At over 300 feet tall, this towering green and yellow landmark is an unmissable feature of Singapore’s Chinatown. With space for shopping, restaurants, and residential apartments, the 31-storey modernist structure from famed Singaporean architect William Lim is a testament to collective social living and urban regeneration.
The complex was built on the grounds of the former People’s Park Market, once a large urban park framed by an impromptu network of shopping and street-food vendors, beloved by the area’s working class as a social and commercial hub. The Singaporean government, however, deemed the organic, unregulated market unsanitary, and in 1966 a fire razed the long-loved but ramshackle institution.
Lim’s firm won the contract for redevelopment, and by 1970, had completed an impressive lower level designated for commerce. By 1973, a dizzying vertical stack of apartment spaces was completed above the shopping space; for a time, the modernist complex was the tallest residential building in the country. Seamlessly housing commercial and residential space, it was also an early example of multi-use building projects in Southeast Asia.
People’s Park Complex was never meant to change the Singaporeans lifestyles, but rather to make new space for existing customs. Not only does the building host accessible, sociable commerce as in the days of the old patchwork market, but in its heyday also hosted government events, performances, and fashion shows as well.
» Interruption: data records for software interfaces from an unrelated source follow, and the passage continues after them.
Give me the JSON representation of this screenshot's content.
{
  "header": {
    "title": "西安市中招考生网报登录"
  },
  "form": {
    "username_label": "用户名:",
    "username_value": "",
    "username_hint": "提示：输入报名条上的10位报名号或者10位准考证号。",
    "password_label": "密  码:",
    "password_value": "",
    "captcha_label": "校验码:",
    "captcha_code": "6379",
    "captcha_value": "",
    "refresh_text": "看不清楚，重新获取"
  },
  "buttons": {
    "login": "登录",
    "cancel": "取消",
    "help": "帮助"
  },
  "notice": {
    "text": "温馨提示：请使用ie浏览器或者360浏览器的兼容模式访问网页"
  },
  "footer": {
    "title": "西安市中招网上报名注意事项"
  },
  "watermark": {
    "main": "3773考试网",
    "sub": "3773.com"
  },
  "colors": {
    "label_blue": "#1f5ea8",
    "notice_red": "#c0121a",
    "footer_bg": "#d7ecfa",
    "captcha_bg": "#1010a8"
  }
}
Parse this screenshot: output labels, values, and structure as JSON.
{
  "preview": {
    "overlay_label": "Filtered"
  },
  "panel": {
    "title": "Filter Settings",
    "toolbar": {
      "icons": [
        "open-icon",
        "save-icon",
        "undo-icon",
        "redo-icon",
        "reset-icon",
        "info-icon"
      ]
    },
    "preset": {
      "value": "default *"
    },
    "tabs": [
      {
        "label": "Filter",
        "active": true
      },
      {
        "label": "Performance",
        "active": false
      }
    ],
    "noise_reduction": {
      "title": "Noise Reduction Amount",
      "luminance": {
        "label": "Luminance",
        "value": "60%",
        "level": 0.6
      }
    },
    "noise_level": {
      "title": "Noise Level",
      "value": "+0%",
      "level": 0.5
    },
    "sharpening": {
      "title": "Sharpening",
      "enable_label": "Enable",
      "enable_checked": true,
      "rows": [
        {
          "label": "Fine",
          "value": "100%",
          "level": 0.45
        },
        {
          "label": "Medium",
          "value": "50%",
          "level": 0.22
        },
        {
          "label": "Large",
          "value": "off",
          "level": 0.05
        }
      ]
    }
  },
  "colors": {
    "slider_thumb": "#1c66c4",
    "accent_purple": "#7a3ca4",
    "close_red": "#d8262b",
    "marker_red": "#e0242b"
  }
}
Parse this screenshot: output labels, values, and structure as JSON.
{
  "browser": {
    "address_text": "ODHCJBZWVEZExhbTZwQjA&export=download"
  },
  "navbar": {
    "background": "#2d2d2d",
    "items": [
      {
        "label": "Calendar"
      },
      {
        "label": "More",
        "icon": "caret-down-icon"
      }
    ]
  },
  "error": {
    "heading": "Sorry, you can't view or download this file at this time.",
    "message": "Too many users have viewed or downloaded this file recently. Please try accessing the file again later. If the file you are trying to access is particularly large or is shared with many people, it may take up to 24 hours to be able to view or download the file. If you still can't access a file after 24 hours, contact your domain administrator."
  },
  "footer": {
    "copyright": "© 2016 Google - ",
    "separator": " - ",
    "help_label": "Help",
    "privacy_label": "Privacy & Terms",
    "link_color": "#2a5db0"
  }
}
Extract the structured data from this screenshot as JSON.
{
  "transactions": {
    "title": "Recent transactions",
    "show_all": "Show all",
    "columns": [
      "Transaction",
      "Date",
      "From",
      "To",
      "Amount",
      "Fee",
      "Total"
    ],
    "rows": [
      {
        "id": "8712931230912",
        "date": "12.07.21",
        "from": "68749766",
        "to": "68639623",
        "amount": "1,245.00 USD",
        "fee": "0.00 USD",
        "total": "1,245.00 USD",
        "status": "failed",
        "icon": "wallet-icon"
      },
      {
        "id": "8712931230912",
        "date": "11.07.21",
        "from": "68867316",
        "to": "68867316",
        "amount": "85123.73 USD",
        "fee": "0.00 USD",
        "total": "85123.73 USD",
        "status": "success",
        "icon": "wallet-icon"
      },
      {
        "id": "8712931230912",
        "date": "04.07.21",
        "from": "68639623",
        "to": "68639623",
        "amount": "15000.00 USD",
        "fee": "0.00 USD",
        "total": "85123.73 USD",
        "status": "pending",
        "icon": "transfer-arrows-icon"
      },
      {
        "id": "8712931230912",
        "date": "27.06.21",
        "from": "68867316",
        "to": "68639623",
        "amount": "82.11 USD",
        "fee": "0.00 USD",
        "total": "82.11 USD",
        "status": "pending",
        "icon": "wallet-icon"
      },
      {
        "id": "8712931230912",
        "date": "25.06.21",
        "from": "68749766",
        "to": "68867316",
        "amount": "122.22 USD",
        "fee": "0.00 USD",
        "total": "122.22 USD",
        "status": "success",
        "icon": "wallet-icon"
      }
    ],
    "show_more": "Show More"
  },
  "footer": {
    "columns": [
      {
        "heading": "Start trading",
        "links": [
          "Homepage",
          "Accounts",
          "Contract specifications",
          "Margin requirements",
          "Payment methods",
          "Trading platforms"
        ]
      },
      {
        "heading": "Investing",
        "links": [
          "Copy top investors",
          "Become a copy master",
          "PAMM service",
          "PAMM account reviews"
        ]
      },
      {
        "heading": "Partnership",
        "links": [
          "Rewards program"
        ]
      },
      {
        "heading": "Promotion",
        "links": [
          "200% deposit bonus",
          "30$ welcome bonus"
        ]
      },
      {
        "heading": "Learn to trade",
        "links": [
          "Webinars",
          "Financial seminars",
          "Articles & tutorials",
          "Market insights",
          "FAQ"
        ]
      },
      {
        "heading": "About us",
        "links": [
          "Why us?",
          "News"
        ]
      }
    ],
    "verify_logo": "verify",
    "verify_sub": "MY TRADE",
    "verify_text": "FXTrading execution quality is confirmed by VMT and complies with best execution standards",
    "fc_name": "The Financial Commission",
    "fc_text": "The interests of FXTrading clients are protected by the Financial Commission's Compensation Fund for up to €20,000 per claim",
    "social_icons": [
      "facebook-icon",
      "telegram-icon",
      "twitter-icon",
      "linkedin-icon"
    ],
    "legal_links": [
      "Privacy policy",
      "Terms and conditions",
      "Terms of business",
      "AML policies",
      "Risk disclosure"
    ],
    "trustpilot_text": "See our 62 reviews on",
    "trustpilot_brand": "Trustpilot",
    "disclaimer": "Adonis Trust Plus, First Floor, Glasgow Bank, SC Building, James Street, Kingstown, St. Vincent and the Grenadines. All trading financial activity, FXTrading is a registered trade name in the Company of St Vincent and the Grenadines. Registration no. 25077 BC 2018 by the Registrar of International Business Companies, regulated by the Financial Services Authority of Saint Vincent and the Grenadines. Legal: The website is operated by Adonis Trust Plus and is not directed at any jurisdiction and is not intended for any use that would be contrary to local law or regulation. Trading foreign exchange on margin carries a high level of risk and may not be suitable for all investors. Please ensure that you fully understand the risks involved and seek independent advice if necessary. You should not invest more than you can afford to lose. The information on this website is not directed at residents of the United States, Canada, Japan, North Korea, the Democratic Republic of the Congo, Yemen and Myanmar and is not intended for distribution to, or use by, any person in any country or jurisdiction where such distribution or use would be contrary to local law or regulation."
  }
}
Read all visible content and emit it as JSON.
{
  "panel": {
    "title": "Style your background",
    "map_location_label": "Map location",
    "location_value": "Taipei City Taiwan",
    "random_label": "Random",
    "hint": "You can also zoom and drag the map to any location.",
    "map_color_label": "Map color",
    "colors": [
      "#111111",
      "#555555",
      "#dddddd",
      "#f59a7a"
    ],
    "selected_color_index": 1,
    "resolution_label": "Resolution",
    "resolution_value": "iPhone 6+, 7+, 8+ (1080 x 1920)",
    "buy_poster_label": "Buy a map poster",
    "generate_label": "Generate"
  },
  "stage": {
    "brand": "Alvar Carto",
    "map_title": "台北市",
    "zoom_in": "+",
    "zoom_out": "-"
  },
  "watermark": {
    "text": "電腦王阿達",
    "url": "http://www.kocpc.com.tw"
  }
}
The project harnesses the power of urban connectivity, with covered concrete bridges linking nearby neighborhoods to the building’s shopping center.
Know Before You Go
The residential block is off-limits to the public, but the deck can be accessed via staircases located on the third floor.